Rene Mascorro emphatically said he was not at the special council meeting in the capacity of county judge – Mascorro is the Refugio County judge – or representative of the county commissioners court, but rather he was there as a parent and as the individual who took on the stadium improvement project after Jack Sportsman’s untimely death.
“The county is not doing anything and has nothing to do with this project,” Mascorro said.
Two possible sources of funding from the city were explored, but neither was available to fund the school district stadium.
First mentioned was the hotel occupancy tax money, funds the state sends back to the city from the city’s motels and hotels from taxes on rooms rented.
But the state’s Tax Code 351 prohibits hotel tax money for stadiums that are not owned by the city and also stipulates that a city-owned stadium has to have at least 10 district, regional, state or national events in the previous year in addition to other requirements.
Also, records have to be kept for five years on how much revenue the funded organization or entity earns. That revenue has to at least equal the amount of hotel tax funding or the city would have to pay back the hotel tax money to the state.
Also explored was the city’s 4B fund, a fund that originated out of an ordinance to increase the city’s sales tax from 6.25 percent to 8.25 percent. The money from sales tax was earmarked for economic development.
Councilman Lenny Anzaldua said the 4B fund money would not be available for the stadium improvement project.
Mascorro made a presentation he said he’s given numerous times to individuals, businesses and corporations in the county.
Mascorro said the purpose of the stadium improvement program was to reduce costs to what is a significant financial burden to the school district.
Specifically, the first phase of the project is to replace the grass field with artificial turf.
Mascorro said the grass field currently is replaced annually at a cost of $50,000 a year to the school district.
He noted that the soil is different than other places and that under the topsoil is what is called hardpan – a dense soil hard as concrete.
“Ideally, you want to play on grass, not artificial turf,” he said.
But the stadium’s soil is prohibitive because of the salt content that happens to be in the water, as well.
“It was built on a saltwater disposal back in the 1950s,” he said. “Hitting the ground is like hitting cement.”
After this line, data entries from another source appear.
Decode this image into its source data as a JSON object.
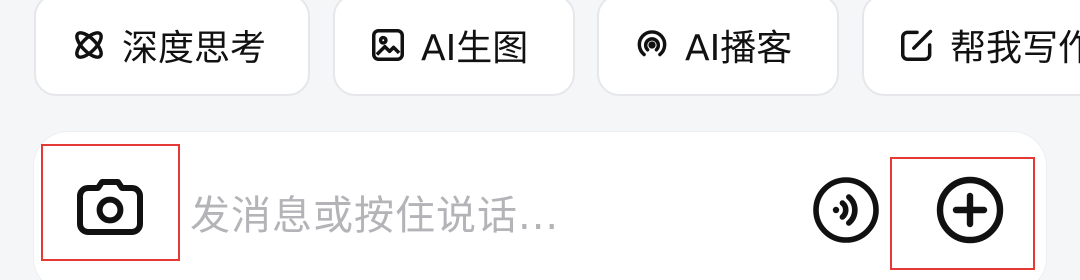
{
  "quick_actions": [
    {
      "label": "深度思考",
      "icon": "atom-icon"
    },
    {
      "label": "AI生图",
      "icon": "image-icon"
    },
    {
      "label": "AI播客",
      "icon": "podcast-icon"
    },
    {
      "label": "帮我写作",
      "icon": "edit-icon"
    }
  ],
  "composer": {
    "placeholder": "发消息或按住说话...",
    "left_button_icon": "camera-icon",
    "voice_button_icon": "voice-icon",
    "right_button_icon": "plus-icon"
  },
  "highlight_color": "#e53935"
}
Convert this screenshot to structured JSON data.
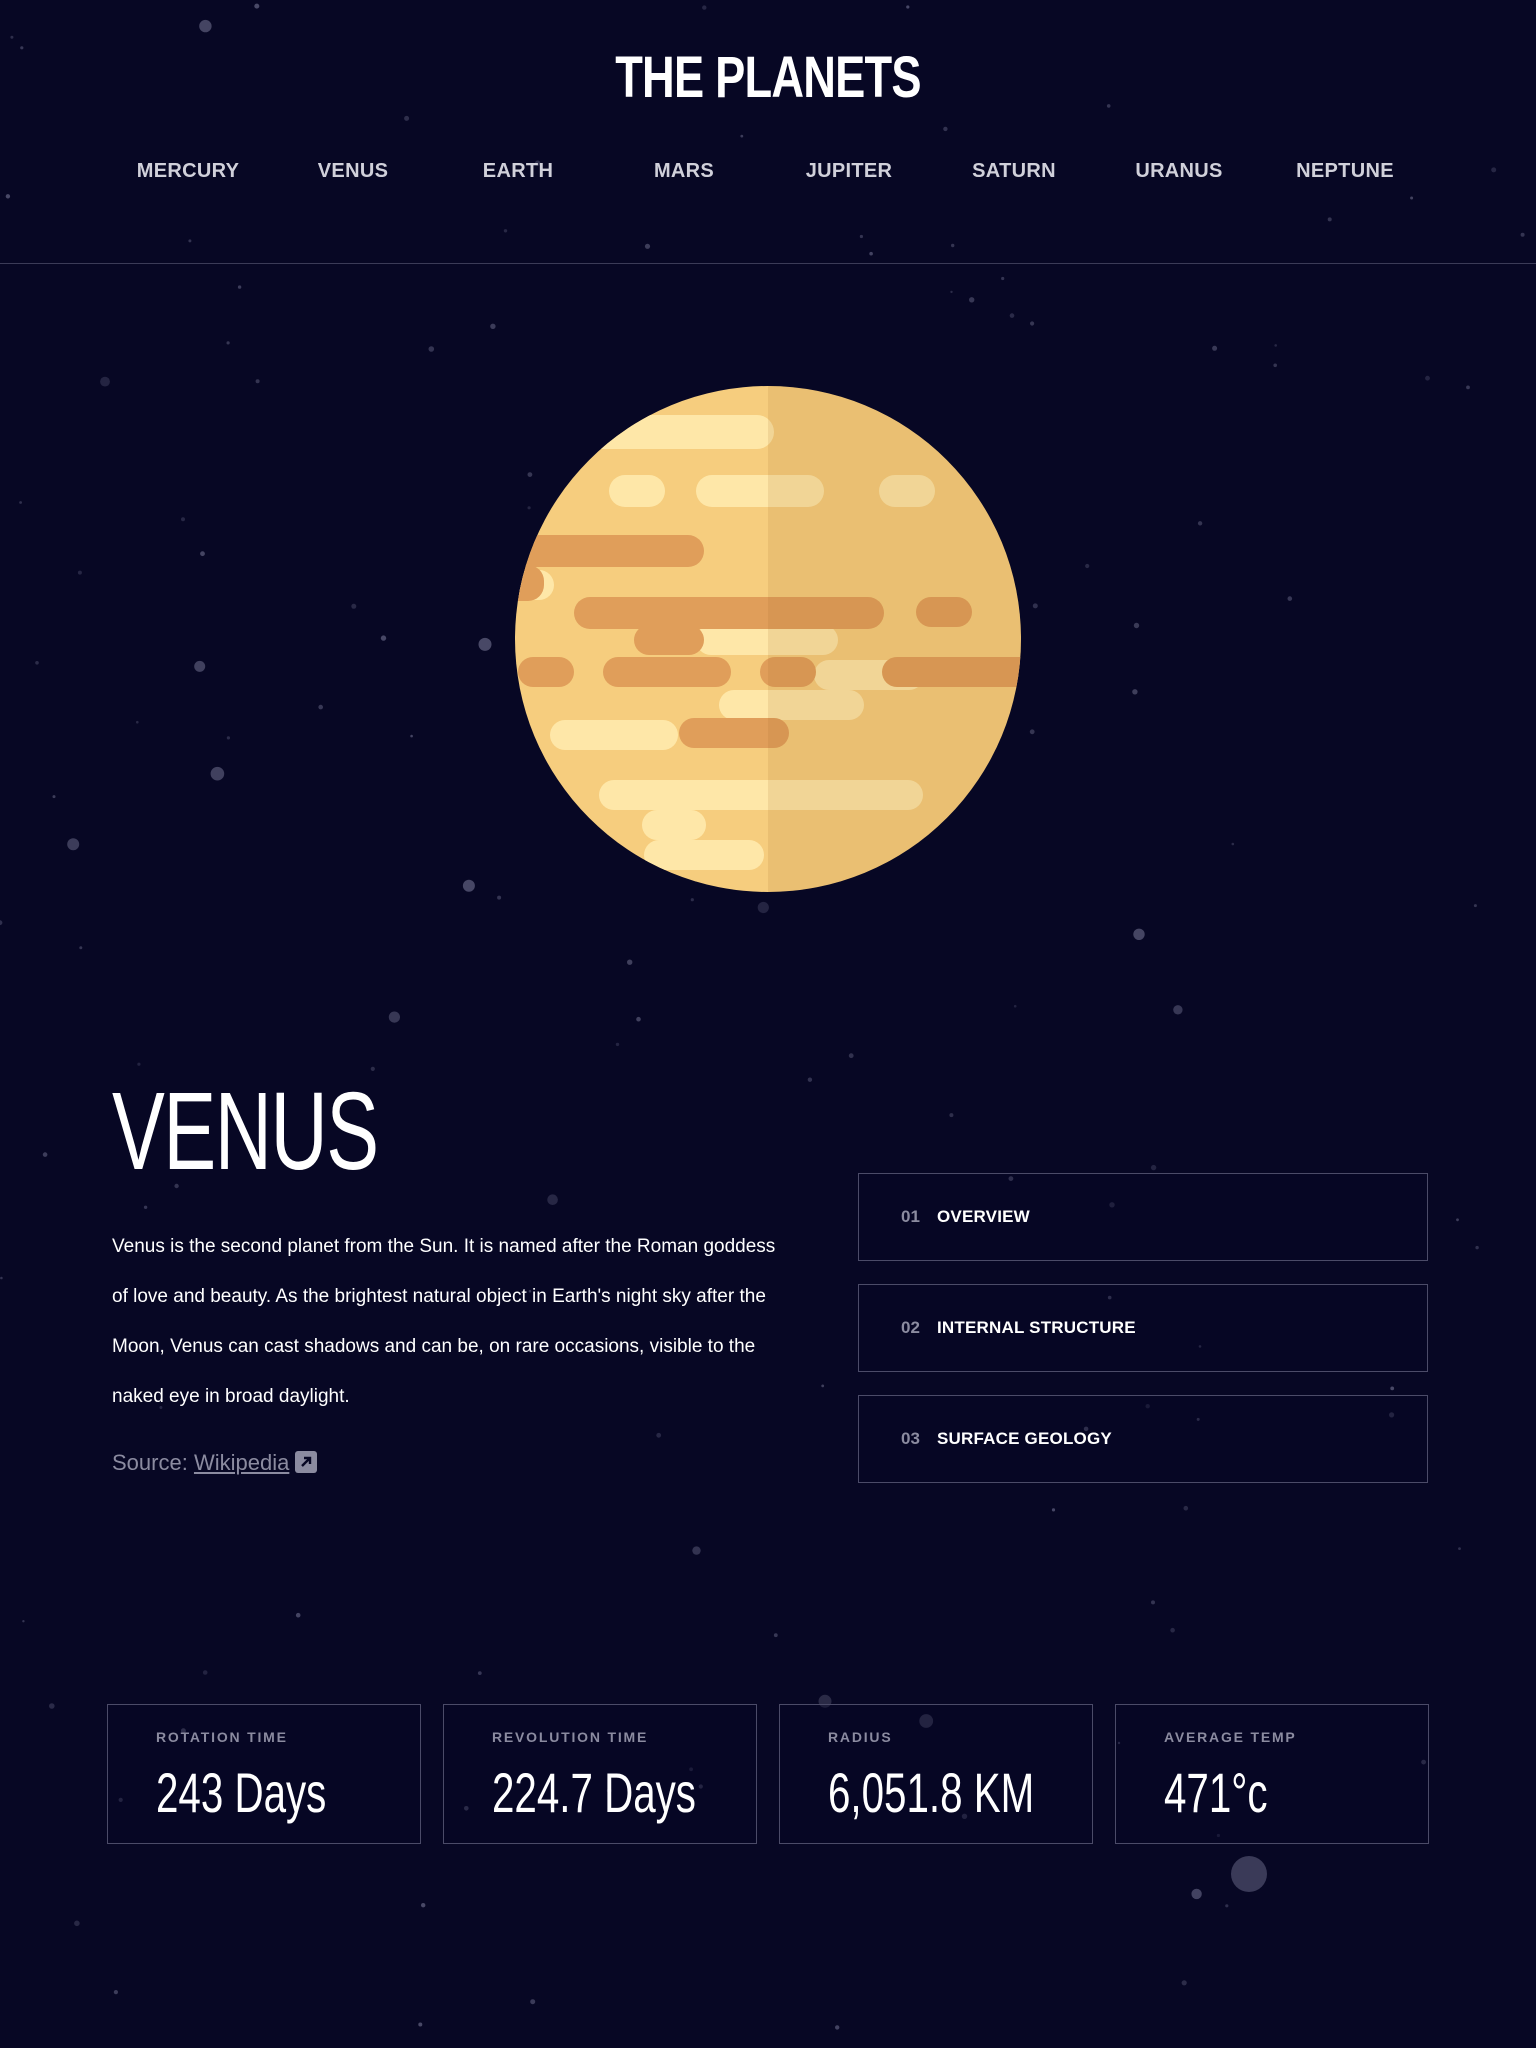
{
  "header": {
    "title": "THE PLANETS",
    "nav": [
      "MERCURY",
      "VENUS",
      "EARTH",
      "MARS",
      "JUPITER",
      "SATURN",
      "URANUS",
      "NEPTUNE"
    ]
  },
  "planet": {
    "name": "VENUS",
    "description": "Venus is the second planet from the Sun. It is named after the Roman goddess of love and beauty. As the brightest natural object in Earth's night sky after the Moon, Venus can cast shadows and can be, on rare occasions, visible to the naked eye in broad daylight.",
    "source_prefix": "Source:",
    "source_link": "Wikipedia",
    "image_icon": "venus-planet-illustration"
  },
  "tabs": [
    {
      "num": "01",
      "label": "OVERVIEW"
    },
    {
      "num": "02",
      "label": "INTERNAL STRUCTURE"
    },
    {
      "num": "03",
      "label": "SURFACE GEOLOGY"
    }
  ],
  "stats": [
    {
      "label": "ROTATION TIME",
      "value": "243 Days"
    },
    {
      "label": "REVOLUTION TIME",
      "value": "224.7 Days"
    },
    {
      "label": "RADIUS",
      "value": "6,051.8 KM"
    },
    {
      "label": "AVERAGE TEMP",
      "value": "471°c"
    }
  ],
  "colors": {
    "background": "#070724",
    "border": "#4b4b68",
    "muted_text": "#8b8ba0",
    "planet_light": "#fee7a8",
    "planet_mid": "#f6cd7e",
    "planet_dark": "#e09e5a"
  },
  "icons": {
    "external_link": "external-link-icon",
    "stars": "starfield-background"
  }
}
Mascorro said artificial turf would lower the long-term cost of the turf. He said the artificial turf would cost $100,000 to replace after 10 years. That’s $10,000 a year. this cost could be budgeted by the school district.
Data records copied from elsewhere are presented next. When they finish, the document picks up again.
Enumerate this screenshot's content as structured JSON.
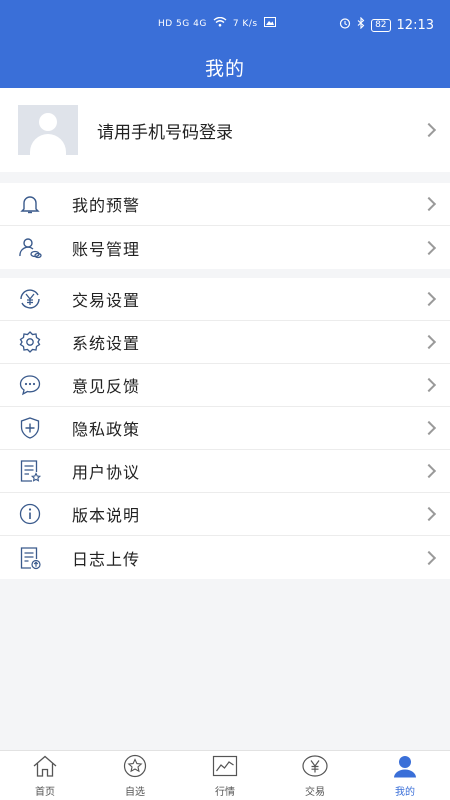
{
  "status": {
    "network": "HD 5G 4G",
    "speed": "7 K/s",
    "battery": "82",
    "time": "12:13"
  },
  "header": {
    "title": "我的"
  },
  "profile": {
    "login_prompt": "请用手机号码登录"
  },
  "group1": [
    {
      "label": "我的预警",
      "icon": "bell-icon"
    },
    {
      "label": "账号管理",
      "icon": "user-link-icon"
    }
  ],
  "group2": [
    {
      "label": "交易设置",
      "icon": "yen-refresh-icon"
    },
    {
      "label": "系统设置",
      "icon": "gear-icon"
    },
    {
      "label": "意见反馈",
      "icon": "chat-bubble-icon"
    },
    {
      "label": "隐私政策",
      "icon": "shield-plus-icon"
    },
    {
      "label": "用户协议",
      "icon": "document-star-icon"
    },
    {
      "label": "版本说明",
      "icon": "info-icon"
    },
    {
      "label": "日志上传",
      "icon": "document-upload-icon"
    }
  ],
  "tabbar": [
    {
      "label": "首页",
      "icon": "home-icon"
    },
    {
      "label": "自选",
      "icon": "star-icon"
    },
    {
      "label": "行情",
      "icon": "chart-icon"
    },
    {
      "label": "交易",
      "icon": "yen-icon"
    },
    {
      "label": "我的",
      "icon": "person-icon",
      "active": true
    }
  ],
  "colors": {
    "primary": "#3a6fd8",
    "icon": "#3a5a8c",
    "background": "#f4f5f7"
  }
}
However, initial installation of the artificial turf is estimated at $1 million.
Mascorro said the school district has committed $250,000 to the project. It was noted that the money is in the district’s fund balance.
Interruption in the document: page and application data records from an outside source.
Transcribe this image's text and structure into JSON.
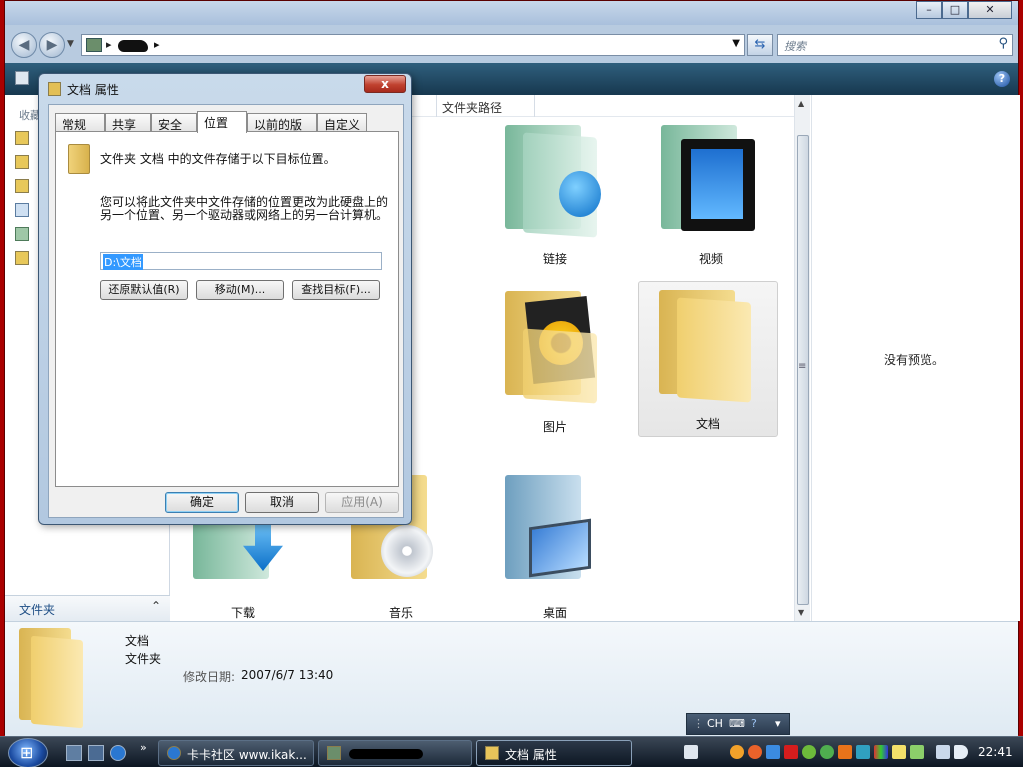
{
  "explorer": {
    "address": {
      "separator": "▸"
    },
    "search_placeholder": "搜索",
    "column_header": "文件夹路径",
    "left_pane": {
      "heading": "收藏",
      "folders_label": "文件夹"
    },
    "tiles": [
      {
        "label": "链接"
      },
      {
        "label": "视频"
      },
      {
        "label": "图片"
      },
      {
        "label": "文档"
      },
      {
        "label": "下载"
      },
      {
        "label": "音乐"
      },
      {
        "label": "桌面"
      }
    ],
    "preview_text": "没有预览。",
    "details": {
      "name": "文档",
      "type": "文件夹",
      "modified_label": "修改日期:",
      "modified_value": "2007/6/7 13:40"
    },
    "lang_bar": "CH"
  },
  "dialog": {
    "title": "文档 属性",
    "close": "x",
    "tabs": [
      "常规",
      "共享",
      "安全",
      "位置",
      "以前的版本",
      "自定义"
    ],
    "active_tab": "位置",
    "description": "文件夹 文档 中的文件存储于以下目标位置。",
    "paragraph": "您可以将此文件夹中文件存储的位置更改为此硬盘上的另一个位置、另一个驱动器或网络上的另一台计算机。",
    "path_value": "D:\\文档",
    "buttons": {
      "restore": "还原默认值(R)",
      "move": "移动(M)...",
      "find": "查找目标(F)..."
    },
    "ok": "确定",
    "cancel": "取消",
    "apply": "应用(A)"
  },
  "taskbar": {
    "buttons": [
      {
        "label": "卡卡社区 www.ikak..."
      },
      {
        "label": ""
      },
      {
        "label": "文档 属性"
      }
    ],
    "clock": "22:41"
  },
  "colors": {
    "title_red": "#a00000",
    "toolbar": "#1f4661",
    "accent": "#3399ff"
  }
}
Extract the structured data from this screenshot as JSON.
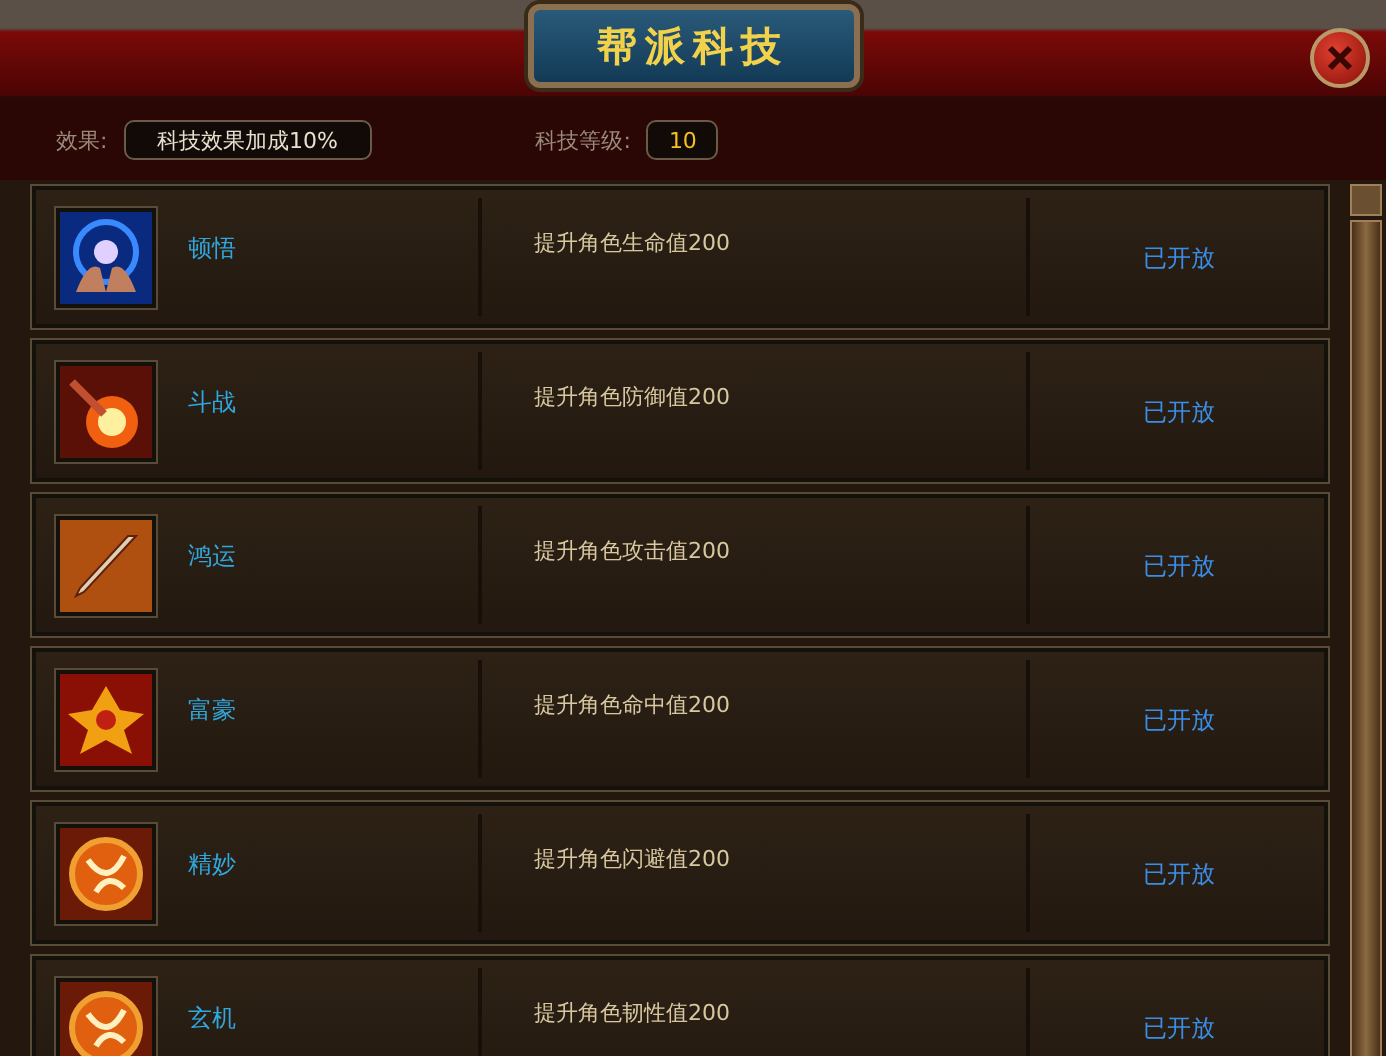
{
  "window": {
    "title": "帮派科技"
  },
  "info": {
    "effect_label": "效果:",
    "effect_value": "科技效果加成10%",
    "level_label": "科技等级:",
    "level_value": "10"
  },
  "techs": [
    {
      "kind": "orb",
      "name": "顿悟",
      "description": "提升角色生命值200",
      "status": "已开放"
    },
    {
      "kind": "blast",
      "name": "斗战",
      "description": "提升角色防御值200",
      "status": "已开放"
    },
    {
      "kind": "blade",
      "name": "鸿运",
      "description": "提升角色攻击值200",
      "status": "已开放"
    },
    {
      "kind": "emblem",
      "name": "富豪",
      "description": "提升角色命中值200",
      "status": "已开放"
    },
    {
      "kind": "swirl",
      "name": "精妙",
      "description": "提升角色闪避值200",
      "status": "已开放"
    },
    {
      "kind": "swirl",
      "name": "玄机",
      "description": "提升角色韧性值200",
      "status": "已开放"
    }
  ]
}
He said Hilcorp Energy Company is the largest donor at this point, but other donors have narrowed the goal of $1 million to about $80,000.
“We’ve raised over 95 percent to finish the project,” he said.
Mascorro explained that the Refugio school district is subject to the Robin Hood plan in the state’s education code.
So with the oil and gas boom, many corporations and businesses are seeing great profits and bringing more value to the school district.
However, the school district has to pay the state under the wealth-equalization plan (Robin Hood).
“So our kids are being punished,” he said.
He said it was only right that the corporations contribute to the district.
Mascorro also said replacing the grass turf with artificial turf would bring playoff games to Refugio and equate to an economic benefit.
He said at least three or four playoff games could be hosted in Refugio, noting that the stadium has 7,500 seats, one of the largest in its classification.
Beth Linscomb, in the audience, commented that the $1 million would make a huge difference in the education of Refugio kids.
And Patty Shay questioned if something of equal value could be done for girls, as well. She mentioned Title IX, which guarantees equality for girls.
Mascorro said the district was investigated for Title IX violations and was exonerated.
Regardless, Councilman Joey Heard said the project did not qualify for hotel occupancy tax money.
“It’s out of the question,” Heard said.
Councilman Dale Skrobarcek agreed as did Mayor Rey Jaso.
The fact that the council granted $10,000 in hotel occupancy tax to the Refugio Little League was brought up. Councilwoman Karen Watts pointed out that the city owns the Little League park.
But the park may not have met other criteria.
“We probably have given out money we shouldn’t have,” Heard said.
Anzadua suggested putting money in the general fund for the project during the city’s budget planning if the idea fits.
Anzaldua made the motion to table the issue and schedule a workshop to see what the council could do. Watts seconded.
Mascorro said he would continue his effort to raise the money needed for the stadium.
“Everything I do, I do 110 percent,” he said.
He vowed to get the money eventually.